"I think this goes to Chinese family values," said Chang on Monday. "Many [opponents of the plan] are Christian, but many are not, and so this is about family values, and the ability of parents to parent their children and not have that disturbed by the school system. The only reason more Caucasian parents haven't been involved is because they haven't even heard about it. The word has gotten out in the Chinese community faster because those were people at the forefront."
She said the issue was a secular one, and "the other side is trying to say that this is a religious issue, it's a homophobic issue in order to shut down rational and reasonable debate".
However, Chang has acted as chancellor and legal counsel for the Anglican Network in Canada. Another prominent opponent of the plans is Charter Lau, who formerly co-chaired the Christian Social Concern Fellowship.
Chang wrote a widely distributed open letter to the board urging it to conduct more consultation, and then reject the plan. The plan was originally intended to go to a vote this week, but opponents succeeded in pushing that back. A second public meeting is scheduled for today, with the board expected to vote in June.
Dr Justin Tse, who has studied the political activities of Chinese Christians in Vancouver, said: "This is not really a debate about homophobia. It's a debate about parental rights … and this has been the long-standing theme in these debates in Vancouver."
Tse, an expert in religious and ethnic studies and a post-doctoral fellow at the University of Washington, said: "Chinese Christians have this vision for a rational orderly society. A particular reading of the Bible may inform this, a particular reading of the Chinese classics may inform this. But at the heart of it, it's about a rational orderly society, where parents are the primary educators for their children. What they are seeing instead with this kind of stuff [the board's proposals] is that this is irrational and disorderly. That's why there is such a strong pushback."
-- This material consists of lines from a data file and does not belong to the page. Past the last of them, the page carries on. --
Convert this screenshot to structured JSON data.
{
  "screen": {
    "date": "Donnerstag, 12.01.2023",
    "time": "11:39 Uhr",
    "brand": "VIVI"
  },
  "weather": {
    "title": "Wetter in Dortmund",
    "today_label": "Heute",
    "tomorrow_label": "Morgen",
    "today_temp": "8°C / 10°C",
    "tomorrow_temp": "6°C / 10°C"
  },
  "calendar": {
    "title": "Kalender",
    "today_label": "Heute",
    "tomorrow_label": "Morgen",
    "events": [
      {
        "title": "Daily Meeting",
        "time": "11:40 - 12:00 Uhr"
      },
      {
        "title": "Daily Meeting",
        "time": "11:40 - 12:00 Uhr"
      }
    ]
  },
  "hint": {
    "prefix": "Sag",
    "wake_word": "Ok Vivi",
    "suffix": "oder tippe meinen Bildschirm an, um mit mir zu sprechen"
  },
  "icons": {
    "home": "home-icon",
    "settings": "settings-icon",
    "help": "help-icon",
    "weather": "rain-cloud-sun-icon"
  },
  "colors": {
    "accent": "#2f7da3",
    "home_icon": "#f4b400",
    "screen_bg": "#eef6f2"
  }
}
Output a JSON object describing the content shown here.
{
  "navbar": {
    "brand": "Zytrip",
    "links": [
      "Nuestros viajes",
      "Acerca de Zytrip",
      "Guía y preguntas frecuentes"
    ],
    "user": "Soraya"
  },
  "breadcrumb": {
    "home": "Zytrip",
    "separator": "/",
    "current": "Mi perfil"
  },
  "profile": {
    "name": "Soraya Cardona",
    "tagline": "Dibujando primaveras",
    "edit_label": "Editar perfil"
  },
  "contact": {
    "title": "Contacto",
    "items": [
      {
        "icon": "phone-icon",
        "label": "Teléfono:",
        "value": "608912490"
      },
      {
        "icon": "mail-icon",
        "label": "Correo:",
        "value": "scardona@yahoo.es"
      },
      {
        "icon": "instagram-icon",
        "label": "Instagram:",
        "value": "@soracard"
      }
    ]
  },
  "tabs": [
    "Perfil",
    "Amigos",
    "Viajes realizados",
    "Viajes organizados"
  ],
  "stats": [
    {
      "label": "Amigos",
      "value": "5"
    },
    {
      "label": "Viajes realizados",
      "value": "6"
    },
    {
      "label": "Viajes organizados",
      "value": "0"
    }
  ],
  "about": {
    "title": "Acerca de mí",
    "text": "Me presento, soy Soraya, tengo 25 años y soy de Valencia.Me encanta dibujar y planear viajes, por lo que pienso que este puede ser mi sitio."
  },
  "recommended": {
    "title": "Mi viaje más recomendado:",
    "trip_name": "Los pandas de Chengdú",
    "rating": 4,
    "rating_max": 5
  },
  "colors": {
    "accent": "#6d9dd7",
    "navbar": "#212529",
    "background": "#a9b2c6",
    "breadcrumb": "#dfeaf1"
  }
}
In January, Truth Monthly, a leading Chinese Christian newspaper, published an editorial lambasting the Vancouver School Board and Patti Bacchus who chairs the board, over the transgender issue. It listed supposedly cautionary tales about transgender people, including Nathan Verhelst, who was euthanised in Belgium last year after botched sex-change surgery.
Tse said political activities of Chinese Christians in Vancouver were not a "church effort" but involved churchgoers in a secular way, "through Chinese Christian e-mail chains, informal conversation and assorted Chinese Christian media".